Work required
Repeat the data below exactly, with every entry included.

-----

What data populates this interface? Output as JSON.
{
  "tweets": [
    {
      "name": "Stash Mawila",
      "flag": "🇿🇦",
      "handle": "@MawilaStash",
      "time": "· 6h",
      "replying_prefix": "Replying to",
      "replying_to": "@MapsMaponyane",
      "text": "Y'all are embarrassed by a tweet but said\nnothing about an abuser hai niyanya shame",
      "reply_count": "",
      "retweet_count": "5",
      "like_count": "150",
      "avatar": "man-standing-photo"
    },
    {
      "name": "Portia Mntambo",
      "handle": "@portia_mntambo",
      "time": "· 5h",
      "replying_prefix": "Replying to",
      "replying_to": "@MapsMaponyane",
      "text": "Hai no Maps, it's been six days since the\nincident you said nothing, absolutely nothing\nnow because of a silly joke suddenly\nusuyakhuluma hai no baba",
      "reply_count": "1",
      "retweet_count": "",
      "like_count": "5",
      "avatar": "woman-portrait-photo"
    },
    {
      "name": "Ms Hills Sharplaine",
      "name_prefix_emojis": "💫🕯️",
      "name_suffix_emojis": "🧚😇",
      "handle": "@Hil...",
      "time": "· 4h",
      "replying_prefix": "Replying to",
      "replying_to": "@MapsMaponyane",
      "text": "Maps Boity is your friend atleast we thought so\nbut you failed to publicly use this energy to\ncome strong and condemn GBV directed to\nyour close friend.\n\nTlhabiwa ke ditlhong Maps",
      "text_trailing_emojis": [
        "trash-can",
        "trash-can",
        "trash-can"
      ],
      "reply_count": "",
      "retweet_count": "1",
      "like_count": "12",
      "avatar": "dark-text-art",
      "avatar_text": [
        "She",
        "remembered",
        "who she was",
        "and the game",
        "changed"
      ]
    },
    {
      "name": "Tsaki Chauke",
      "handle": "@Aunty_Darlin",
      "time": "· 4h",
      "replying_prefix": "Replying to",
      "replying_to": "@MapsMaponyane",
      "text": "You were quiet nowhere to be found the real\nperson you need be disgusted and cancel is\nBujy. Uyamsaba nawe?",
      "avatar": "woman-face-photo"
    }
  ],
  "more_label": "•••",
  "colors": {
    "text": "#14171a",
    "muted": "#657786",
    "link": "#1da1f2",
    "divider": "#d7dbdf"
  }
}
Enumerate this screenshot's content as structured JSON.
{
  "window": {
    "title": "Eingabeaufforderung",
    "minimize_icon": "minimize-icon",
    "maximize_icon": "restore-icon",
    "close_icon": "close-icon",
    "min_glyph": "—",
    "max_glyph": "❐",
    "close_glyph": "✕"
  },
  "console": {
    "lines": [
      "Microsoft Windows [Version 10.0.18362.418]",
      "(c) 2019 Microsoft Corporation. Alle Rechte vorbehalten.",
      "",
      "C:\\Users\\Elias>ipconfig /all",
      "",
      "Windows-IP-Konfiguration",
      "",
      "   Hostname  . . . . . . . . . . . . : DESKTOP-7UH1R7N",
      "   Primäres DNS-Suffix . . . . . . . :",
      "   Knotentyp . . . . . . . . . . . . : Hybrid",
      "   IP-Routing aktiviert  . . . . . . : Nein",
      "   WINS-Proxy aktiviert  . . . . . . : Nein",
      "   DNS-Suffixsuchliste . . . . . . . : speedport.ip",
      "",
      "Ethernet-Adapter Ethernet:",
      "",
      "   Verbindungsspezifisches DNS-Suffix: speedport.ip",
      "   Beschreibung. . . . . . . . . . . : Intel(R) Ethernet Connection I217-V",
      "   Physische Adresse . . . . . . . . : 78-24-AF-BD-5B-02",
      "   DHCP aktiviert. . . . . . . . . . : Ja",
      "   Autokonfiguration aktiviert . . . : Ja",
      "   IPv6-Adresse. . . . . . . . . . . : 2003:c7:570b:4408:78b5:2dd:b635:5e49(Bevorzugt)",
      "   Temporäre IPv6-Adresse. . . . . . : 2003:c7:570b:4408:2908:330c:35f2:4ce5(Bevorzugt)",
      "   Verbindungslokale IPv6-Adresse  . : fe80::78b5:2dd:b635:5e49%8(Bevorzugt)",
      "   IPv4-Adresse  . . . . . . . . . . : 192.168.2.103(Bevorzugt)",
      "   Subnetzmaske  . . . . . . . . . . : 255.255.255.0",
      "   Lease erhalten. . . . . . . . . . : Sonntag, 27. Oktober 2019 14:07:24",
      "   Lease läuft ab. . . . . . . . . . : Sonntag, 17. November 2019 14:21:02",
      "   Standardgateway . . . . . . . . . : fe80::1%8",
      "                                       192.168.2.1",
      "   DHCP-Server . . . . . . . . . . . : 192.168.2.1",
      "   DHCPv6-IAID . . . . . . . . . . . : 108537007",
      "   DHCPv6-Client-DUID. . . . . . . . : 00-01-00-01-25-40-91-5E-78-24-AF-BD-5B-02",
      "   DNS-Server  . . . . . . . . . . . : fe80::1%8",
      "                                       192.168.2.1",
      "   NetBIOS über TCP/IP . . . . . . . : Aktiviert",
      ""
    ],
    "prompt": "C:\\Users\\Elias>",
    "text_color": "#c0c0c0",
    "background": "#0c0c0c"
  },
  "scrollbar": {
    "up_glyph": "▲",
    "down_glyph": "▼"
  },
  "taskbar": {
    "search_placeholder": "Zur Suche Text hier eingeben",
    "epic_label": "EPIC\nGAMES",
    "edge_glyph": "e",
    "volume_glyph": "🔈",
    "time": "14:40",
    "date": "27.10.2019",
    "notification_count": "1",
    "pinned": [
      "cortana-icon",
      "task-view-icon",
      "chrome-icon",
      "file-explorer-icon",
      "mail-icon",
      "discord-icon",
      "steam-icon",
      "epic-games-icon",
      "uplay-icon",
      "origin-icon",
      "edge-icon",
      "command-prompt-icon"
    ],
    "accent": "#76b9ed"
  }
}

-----

Exercise output
What data populates this interface? Output as JSON.
{
  "tweets": [
    {
      "name": "Stash Mawila",
      "flag": "🇿🇦",
      "handle": "@MawilaStash",
      "time": "· 6h",
      "replying_prefix": "Replying to",
      "replying_to": "@MapsMaponyane",
      "text": "Y'all are embarrassed by a tweet but said\nnothing about an abuser hai niyanya shame",
      "reply_count": "",
      "retweet_count": "5",
      "like_count": "150",
      "avatar": "man-standing-photo"
    },
    {
      "name": "Portia Mntambo",
      "handle": "@portia_mntambo",
      "time": "· 5h",
      "replying_prefix": "Replying to",
      "replying_to": "@MapsMaponyane",
      "text": "Hai no Maps, it's been six days since the\nincident you said nothing, absolutely nothing\nnow because of a silly joke suddenly\nusuyakhuluma hai no baba",
      "reply_count": "1",
      "retweet_count": "",
      "like_count": "5",
      "avatar": "woman-portrait-photo"
    },
    {
      "name": "Ms Hills Sharplaine",
      "name_prefix_emojis": "💫🕯️",
      "name_suffix_emojis": "🧚😇",
      "handle": "@Hil...",
      "time": "· 4h",
      "replying_prefix": "Replying to",
      "replying_to": "@MapsMaponyane",
      "text": "Maps Boity is your friend atleast we thought so\nbut you failed to publicly use this energy to\ncome strong and condemn GBV directed to\nyour close friend.\n\nTlhabiwa ke ditlhong Maps",
      "text_trailing_emojis": [
        "trash-can",
        "trash-can",
        "trash-can"
      ],
      "reply_count": "",
      "retweet_count": "1",
      "like_count": "12",
      "avatar": "dark-text-art",
      "avatar_text": [
        "She",
        "remembered",
        "who she was",
        "and the game",
        "changed"
      ]
    },
    {
      "name": "Tsaki Chauke",
      "handle": "@Aunty_Darlin",
      "time": "· 4h",
      "replying_prefix": "Replying to",
      "replying_to": "@MapsMaponyane",
      "text": "You were quiet nowhere to be found the real\nperson you need be disgusted and cancel is\nBujy. Uyamsaba nawe?",
      "avatar": "woman-face-photo"
    }
  ],
  "more_label": "•••",
  "colors": {
    "text": "#14171a",
    "muted": "#657786",
    "link": "#1da1f2",
    "divider": "#d7dbdf"
  }
}
Enumerate this screenshot's content as structured JSON.
{
  "window": {
    "title": "Eingabeaufforderung",
    "minimize_icon": "minimize-icon",
    "maximize_icon": "restore-icon",
    "close_icon": "close-icon",
    "min_glyph": "—",
    "max_glyph": "❐",
    "close_glyph": "✕"
  },
  "console": {
    "lines": [
      "Microsoft Windows [Version 10.0.18362.418]",
      "(c) 2019 Microsoft Corporation. Alle Rechte vorbehalten.",
      "",
      "C:\\Users\\Elias>ipconfig /all",
      "",
      "Windows-IP-Konfiguration",
      "",
      "   Hostname  . . . . . . . . . . . . : DESKTOP-7UH1R7N",
      "   Primäres DNS-Suffix . . . . . . . :",
      "   Knotentyp . . . . . . . . . . . . : Hybrid",
      "   IP-Routing aktiviert  . . . . . . : Nein",
      "   WINS-Proxy aktiviert  . . . . . . : Nein",
      "   DNS-Suffixsuchliste . . . . . . . : speedport.ip",
      "",
      "Ethernet-Adapter Ethernet:",
      "",
      "   Verbindungsspezifisches DNS-Suffix: speedport.ip",
      "   Beschreibung. . . . . . . . . . . : Intel(R) Ethernet Connection I217-V",
      "   Physische Adresse . . . . . . . . : 78-24-AF-BD-5B-02",
      "   DHCP aktiviert. . . . . . . . . . : Ja",
      "   Autokonfiguration aktiviert . . . : Ja",
      "   IPv6-Adresse. . . . . . . . . . . : 2003:c7:570b:4408:78b5:2dd:b635:5e49(Bevorzugt)",
      "   Temporäre IPv6-Adresse. . . . . . : 2003:c7:570b:4408:2908:330c:35f2:4ce5(Bevorzugt)",
      "   Verbindungslokale IPv6-Adresse  . : fe80::78b5:2dd:b635:5e49%8(Bevorzugt)",
      "   IPv4-Adresse  . . . . . . . . . . : 192.168.2.103(Bevorzugt)",
      "   Subnetzmaske  . . . . . . . . . . : 255.255.255.0",
      "   Lease erhalten. . . . . . . . . . : Sonntag, 27. Oktober 2019 14:07:24",
      "   Lease läuft ab. . . . . . . . . . : Sonntag, 17. November 2019 14:21:02",
      "   Standardgateway . . . . . . . . . : fe80::1%8",
      "                                       192.168.2.1",
      "   DHCP-Server . . . . . . . . . . . : 192.168.2.1",
      "   DHCPv6-IAID . . . . . . . . . . . : 108537007",
      "   DHCPv6-Client-DUID. . . . . . . . : 00-01-00-01-25-40-91-5E-78-24-AF-BD-5B-02",
      "   DNS-Server  . . . . . . . . . . . : fe80::1%8",
      "                                       192.168.2.1",
      "   NetBIOS über TCP/IP . . . . . . . : Aktiviert",
      ""
    ],
    "prompt": "C:\\Users\\Elias>",
    "text_color": "#c0c0c0",
    "background": "#0c0c0c"
  },
  "scrollbar": {
    "up_glyph": "▲",
    "down_glyph": "▼"
  },
  "taskbar": {
    "search_placeholder": "Zur Suche Text hier eingeben",
    "epic_label": "EPIC\nGAMES",
    "edge_glyph": "e",
    "volume_glyph": "🔈",
    "time": "14:40",
    "date": "27.10.2019",
    "notification_count": "1",
    "pinned": [
      "cortana-icon",
      "task-view-icon",
      "chrome-icon",
      "file-explorer-icon",
      "mail-icon",
      "discord-icon",
      "steam-icon",
      "epic-games-icon",
      "uplay-icon",
      "origin-icon",
      "edge-icon",
      "command-prompt-icon"
    ],
    "accent": "#76b9ed"
  }
}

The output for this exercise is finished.